**EXERCISE DATA:**
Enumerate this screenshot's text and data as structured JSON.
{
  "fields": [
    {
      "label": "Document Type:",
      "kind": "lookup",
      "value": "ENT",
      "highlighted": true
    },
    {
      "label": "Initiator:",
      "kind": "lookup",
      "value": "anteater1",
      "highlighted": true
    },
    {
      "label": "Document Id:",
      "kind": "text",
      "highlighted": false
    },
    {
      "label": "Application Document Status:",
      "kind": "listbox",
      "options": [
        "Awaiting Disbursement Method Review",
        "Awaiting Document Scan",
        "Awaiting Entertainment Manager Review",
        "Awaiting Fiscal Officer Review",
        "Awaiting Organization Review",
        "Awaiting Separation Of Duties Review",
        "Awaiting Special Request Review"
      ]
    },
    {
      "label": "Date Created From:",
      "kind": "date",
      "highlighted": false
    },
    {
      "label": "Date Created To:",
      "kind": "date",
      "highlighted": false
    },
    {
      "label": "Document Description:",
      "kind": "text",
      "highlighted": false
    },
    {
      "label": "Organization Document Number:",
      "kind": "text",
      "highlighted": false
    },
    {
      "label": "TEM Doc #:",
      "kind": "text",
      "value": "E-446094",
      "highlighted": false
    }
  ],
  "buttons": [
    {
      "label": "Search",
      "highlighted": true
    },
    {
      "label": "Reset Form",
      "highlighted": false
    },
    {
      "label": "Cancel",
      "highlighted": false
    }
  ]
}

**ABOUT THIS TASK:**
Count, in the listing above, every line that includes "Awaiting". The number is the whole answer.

**ANSWER TO THE PROBLEM:**
7